**Given entries:**
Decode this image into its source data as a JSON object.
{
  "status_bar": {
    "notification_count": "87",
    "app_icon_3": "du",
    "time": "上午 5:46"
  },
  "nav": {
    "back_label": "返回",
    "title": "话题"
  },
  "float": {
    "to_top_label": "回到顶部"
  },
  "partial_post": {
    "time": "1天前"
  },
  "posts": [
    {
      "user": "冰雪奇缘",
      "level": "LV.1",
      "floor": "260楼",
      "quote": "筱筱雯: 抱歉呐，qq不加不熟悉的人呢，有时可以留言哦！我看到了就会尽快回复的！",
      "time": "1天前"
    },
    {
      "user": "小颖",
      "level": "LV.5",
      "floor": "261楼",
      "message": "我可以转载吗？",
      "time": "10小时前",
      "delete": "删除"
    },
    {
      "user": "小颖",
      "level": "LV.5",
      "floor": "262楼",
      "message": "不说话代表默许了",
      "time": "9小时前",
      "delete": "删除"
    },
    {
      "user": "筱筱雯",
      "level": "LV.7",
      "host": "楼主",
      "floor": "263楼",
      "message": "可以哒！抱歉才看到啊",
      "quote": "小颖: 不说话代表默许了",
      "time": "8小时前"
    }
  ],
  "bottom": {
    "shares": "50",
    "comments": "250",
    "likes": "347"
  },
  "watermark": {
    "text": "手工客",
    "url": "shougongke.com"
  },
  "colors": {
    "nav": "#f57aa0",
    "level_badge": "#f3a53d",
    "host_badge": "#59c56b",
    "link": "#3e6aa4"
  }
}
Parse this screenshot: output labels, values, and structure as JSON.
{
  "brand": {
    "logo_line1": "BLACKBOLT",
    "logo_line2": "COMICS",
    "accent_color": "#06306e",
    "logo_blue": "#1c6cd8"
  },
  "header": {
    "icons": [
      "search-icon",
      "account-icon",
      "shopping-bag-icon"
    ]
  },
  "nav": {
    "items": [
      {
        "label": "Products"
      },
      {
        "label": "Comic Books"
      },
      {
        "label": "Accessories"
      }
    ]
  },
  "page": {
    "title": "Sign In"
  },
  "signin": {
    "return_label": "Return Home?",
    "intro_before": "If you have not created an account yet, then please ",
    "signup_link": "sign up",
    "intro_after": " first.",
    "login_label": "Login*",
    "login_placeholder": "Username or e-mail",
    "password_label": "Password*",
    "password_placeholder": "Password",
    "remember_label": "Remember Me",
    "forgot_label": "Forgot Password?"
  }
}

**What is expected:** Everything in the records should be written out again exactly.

**Output of the exercise:**
Decode this image into its source data as a JSON object.
{
  "status_bar": {
    "notification_count": "87",
    "app_icon_3": "du",
    "time": "上午 5:46"
  },
  "nav": {
    "back_label": "返回",
    "title": "话题"
  },
  "float": {
    "to_top_label": "回到顶部"
  },
  "partial_post": {
    "time": "1天前"
  },
  "posts": [
    {
      "user": "冰雪奇缘",
      "level": "LV.1",
      "floor": "260楼",
      "quote": "筱筱雯: 抱歉呐，qq不加不熟悉的人呢，有时可以留言哦！我看到了就会尽快回复的！",
      "time": "1天前"
    },
    {
      "user": "小颖",
      "level": "LV.5",
      "floor": "261楼",
      "message": "我可以转载吗？",
      "time": "10小时前",
      "delete": "删除"
    },
    {
      "user": "小颖",
      "level": "LV.5",
      "floor": "262楼",
      "message": "不说话代表默许了",
      "time": "9小时前",
      "delete": "删除"
    },
    {
      "user": "筱筱雯",
      "level": "LV.7",
      "host": "楼主",
      "floor": "263楼",
      "message": "可以哒！抱歉才看到啊",
      "quote": "小颖: 不说话代表默许了",
      "time": "8小时前"
    }
  ],
  "bottom": {
    "shares": "50",
    "comments": "250",
    "likes": "347"
  },
  "watermark": {
    "text": "手工客",
    "url": "shougongke.com"
  },
  "colors": {
    "nav": "#f57aa0",
    "level_badge": "#f3a53d",
    "host_badge": "#59c56b",
    "link": "#3e6aa4"
  }
}
Parse this screenshot: output labels, values, and structure as JSON.
{
  "brand": {
    "logo_line1": "BLACKBOLT",
    "logo_line2": "COMICS",
    "accent_color": "#06306e",
    "logo_blue": "#1c6cd8"
  },
  "header": {
    "icons": [
      "search-icon",
      "account-icon",
      "shopping-bag-icon"
    ]
  },
  "nav": {
    "items": [
      {
        "label": "Products"
      },
      {
        "label": "Comic Books"
      },
      {
        "label": "Accessories"
      }
    ]
  },
  "page": {
    "title": "Sign In"
  },
  "signin": {
    "return_label": "Return Home?",
    "intro_before": "If you have not created an account yet, then please ",
    "signup_link": "sign up",
    "intro_after": " first.",
    "login_label": "Login*",
    "login_placeholder": "Username or e-mail",
    "password_label": "Password*",
    "password_placeholder": "Password",
    "remember_label": "Remember Me",
    "forgot_label": "Forgot Password?"
  }
}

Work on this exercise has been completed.